- Kasper S, Pletan Y, Solles A, Tournoux A (1996). "Comparative studies with milnacipran and tricyclic antidepressants in the treatment of patients with major depression: a summary of clinical trial results". International Clinical Psychopharmacolgy 11 (Suppl 4): 35–39.
- Lopez-Ibor J, Guelfi JD, Pletan Y, Tournoux A, Prost JF (1996). "Milnacipran and selective serotonin reuptake inhibitors in major depression". International Clinical Psychopharmacology 11 (Suppl 4): 41–46.
- Papakostas GI, Fava M (2007). "A meta-analysis of clinical trials comparing milnacipran, a serotonin--norepinephrine reuptake inhibitor, with a selective serotonin reuptake inhibitor for the treatment of major depressive disorder". European neuropsychopharmacology : the journal of the European College of Neuropsychopharmacology 17 (1): 32–6.

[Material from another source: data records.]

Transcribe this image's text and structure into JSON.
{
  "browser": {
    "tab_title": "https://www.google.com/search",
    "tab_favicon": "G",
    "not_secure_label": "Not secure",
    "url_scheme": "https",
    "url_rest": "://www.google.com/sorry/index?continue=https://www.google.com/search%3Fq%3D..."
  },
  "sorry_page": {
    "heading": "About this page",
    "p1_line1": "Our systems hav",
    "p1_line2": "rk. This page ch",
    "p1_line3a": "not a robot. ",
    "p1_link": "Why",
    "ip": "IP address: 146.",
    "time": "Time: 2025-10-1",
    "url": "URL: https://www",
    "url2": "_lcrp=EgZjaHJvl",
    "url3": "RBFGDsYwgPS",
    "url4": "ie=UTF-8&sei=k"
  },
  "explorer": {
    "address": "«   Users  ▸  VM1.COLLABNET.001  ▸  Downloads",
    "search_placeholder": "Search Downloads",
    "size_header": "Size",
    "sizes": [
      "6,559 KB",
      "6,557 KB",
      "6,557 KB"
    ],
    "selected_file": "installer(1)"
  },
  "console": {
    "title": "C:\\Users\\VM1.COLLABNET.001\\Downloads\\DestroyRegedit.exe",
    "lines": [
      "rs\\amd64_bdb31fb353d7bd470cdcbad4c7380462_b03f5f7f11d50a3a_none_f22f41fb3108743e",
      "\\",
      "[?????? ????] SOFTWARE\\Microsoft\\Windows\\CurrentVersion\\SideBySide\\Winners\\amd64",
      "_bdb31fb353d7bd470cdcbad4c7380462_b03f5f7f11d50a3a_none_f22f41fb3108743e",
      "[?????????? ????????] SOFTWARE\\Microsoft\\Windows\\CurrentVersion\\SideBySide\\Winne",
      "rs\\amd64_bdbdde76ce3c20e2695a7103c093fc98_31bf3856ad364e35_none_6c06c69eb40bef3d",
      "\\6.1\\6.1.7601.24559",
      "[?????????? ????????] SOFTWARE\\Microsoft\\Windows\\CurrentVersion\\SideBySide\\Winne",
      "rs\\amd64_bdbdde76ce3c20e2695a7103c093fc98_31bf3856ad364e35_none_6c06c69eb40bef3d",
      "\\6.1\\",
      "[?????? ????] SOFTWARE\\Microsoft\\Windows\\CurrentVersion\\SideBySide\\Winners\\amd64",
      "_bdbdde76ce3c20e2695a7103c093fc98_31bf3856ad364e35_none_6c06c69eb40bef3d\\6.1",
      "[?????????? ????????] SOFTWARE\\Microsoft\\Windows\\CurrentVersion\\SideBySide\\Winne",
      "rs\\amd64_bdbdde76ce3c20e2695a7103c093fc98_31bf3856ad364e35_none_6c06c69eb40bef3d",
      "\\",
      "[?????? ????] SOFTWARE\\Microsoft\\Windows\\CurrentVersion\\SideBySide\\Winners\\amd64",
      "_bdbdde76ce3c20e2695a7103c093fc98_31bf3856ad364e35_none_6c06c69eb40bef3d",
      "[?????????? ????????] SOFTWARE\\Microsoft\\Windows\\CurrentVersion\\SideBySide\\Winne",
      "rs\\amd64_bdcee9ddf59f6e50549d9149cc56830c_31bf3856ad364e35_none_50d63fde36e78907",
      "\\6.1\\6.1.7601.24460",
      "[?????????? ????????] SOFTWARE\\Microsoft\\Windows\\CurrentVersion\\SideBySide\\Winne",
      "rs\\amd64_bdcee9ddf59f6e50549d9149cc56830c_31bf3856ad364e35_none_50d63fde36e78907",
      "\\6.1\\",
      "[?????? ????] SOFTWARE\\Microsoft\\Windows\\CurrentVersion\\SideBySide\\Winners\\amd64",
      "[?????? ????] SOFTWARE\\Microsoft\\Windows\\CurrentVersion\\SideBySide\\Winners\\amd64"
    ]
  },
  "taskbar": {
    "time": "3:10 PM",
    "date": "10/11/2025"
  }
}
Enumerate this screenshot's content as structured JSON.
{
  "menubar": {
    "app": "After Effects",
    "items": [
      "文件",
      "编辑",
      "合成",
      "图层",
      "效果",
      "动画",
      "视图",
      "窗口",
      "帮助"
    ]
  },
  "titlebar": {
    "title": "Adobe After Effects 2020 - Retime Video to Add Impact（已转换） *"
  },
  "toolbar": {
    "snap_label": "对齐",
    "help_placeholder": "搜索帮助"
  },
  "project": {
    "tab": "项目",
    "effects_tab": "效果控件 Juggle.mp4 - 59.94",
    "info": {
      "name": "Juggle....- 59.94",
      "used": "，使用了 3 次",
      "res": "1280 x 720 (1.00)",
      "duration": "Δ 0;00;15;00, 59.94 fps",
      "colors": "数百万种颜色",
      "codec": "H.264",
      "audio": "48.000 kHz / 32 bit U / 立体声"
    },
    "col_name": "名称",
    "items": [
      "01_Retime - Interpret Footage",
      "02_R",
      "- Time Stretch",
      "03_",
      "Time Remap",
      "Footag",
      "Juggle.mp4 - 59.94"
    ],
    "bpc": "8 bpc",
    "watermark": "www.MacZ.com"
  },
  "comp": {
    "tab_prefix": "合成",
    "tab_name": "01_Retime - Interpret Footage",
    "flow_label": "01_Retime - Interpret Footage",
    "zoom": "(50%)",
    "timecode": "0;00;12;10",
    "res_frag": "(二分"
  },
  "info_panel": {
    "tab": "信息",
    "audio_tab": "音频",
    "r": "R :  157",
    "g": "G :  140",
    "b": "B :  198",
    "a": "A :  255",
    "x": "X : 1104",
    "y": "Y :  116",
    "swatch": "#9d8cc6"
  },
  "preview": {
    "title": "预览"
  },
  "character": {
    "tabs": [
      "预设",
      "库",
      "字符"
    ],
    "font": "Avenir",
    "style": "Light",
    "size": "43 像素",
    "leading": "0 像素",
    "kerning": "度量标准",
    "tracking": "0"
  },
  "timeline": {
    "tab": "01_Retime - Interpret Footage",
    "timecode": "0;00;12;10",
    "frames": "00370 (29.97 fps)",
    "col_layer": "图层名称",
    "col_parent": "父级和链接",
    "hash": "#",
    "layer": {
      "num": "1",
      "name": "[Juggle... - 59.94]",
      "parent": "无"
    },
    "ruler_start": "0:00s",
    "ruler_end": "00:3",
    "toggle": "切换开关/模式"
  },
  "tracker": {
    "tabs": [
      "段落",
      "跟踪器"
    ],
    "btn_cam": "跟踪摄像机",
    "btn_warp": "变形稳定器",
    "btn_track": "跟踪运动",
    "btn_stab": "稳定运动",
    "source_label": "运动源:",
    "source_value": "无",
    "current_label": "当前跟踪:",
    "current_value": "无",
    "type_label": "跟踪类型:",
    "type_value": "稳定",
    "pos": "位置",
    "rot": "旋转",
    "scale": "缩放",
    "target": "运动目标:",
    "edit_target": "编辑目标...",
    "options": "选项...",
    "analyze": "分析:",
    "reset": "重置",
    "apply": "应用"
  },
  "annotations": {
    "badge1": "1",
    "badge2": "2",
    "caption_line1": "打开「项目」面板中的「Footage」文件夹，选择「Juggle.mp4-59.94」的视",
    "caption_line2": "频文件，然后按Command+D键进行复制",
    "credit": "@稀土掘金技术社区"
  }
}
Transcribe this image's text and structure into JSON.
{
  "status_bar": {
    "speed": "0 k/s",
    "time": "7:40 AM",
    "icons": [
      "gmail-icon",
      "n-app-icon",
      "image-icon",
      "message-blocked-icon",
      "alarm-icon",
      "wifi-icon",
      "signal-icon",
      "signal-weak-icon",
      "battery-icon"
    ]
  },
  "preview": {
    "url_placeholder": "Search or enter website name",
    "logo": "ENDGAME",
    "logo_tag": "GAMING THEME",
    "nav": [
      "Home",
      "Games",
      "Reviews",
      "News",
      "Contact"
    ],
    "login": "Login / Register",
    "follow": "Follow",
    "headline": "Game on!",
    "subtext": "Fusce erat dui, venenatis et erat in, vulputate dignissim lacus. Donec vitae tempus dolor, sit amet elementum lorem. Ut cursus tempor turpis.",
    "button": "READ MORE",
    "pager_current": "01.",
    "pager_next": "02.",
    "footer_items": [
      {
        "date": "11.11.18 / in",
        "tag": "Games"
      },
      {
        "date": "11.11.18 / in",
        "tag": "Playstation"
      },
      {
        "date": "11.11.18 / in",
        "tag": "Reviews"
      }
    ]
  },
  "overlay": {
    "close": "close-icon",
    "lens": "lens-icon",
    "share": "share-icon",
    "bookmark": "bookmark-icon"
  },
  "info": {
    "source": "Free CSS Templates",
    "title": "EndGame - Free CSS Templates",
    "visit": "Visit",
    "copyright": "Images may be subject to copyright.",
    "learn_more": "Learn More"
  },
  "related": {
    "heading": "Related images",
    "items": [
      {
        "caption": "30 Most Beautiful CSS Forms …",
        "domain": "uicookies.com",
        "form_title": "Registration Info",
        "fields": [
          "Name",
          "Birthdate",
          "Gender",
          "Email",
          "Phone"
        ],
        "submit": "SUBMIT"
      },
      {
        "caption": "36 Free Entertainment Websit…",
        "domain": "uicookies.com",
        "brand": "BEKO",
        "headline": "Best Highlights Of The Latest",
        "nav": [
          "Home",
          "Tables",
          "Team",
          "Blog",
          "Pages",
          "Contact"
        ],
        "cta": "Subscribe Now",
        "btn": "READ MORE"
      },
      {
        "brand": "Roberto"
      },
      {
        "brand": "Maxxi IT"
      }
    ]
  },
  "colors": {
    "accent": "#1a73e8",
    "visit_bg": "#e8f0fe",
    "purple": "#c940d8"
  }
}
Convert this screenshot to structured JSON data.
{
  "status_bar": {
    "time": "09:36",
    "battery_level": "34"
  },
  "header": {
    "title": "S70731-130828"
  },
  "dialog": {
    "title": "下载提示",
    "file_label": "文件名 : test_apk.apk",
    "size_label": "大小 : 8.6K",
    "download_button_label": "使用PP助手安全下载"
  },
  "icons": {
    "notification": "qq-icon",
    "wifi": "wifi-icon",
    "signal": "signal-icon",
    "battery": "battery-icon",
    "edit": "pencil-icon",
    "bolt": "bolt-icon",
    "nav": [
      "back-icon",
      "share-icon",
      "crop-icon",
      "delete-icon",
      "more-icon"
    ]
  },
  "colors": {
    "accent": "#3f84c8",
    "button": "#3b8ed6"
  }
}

- Nakagawa A, Watanabe N, Omori IM, Barbui C, Cipriani A, McGuire H, Churchill R, Furukawa TA (2009). Nakagawa, Atsuo, ed. "Milnacipran versus other antidepressive agents for depression". Cochrane Database of Systematic Reviews 8 (3): CD006529.
- Derry, S; Gill, D; Phillips, T; Moore, RA (Mar 14, 2012). "Milnacipran for neuropathic pain and fibromyalgia in adults.". Cochrane database of systematic reviews (Online) 3: CD008244.
- "www.accessdata.fda.gov" (PDF).
- National Institute of Health. DailyMed. http://dailymed.nlm.nih.gov/dailymed/lookup.cfm?setid=08214b30-3dab-4621-a6c0-6bb68529dee3
- Moret C, Charveron M, Finberg JP, Couzinier JP, Briley M (1985). "Biochemical profile of midalcipran (F 2207), 1-phenyl-1-diethyl-aminocarbonyl-2-aminomethyl-cyclopropane (Z) hydrochloride, a potential fourth generation antidepressant drug". Neuropharmacology 24 (12): 1211–9.
- Briley M, Prost JF, Moret C (1996). "Preclinical pharmacology of milnacipran". International clinical psychopharmacology. 11 Suppl 4: 9–14.
- Puozzo C, Panconi E, Deprez D (2002). "Pharmacology and pharmacokinetics of milnacipran". International clinical psychopharmacology. 17 Suppl 1: S25–35.
- European Medicines Agency. "Questions and answers on the recommendati on for the refusal of the marketing authorisation for Milnacipran Pierre Fabre Médicament/Impulsor" (PDF). European Medicines Agency. Retrieved 30 May 2013.
- Savella official site
- Scientific Information on Ixel (German)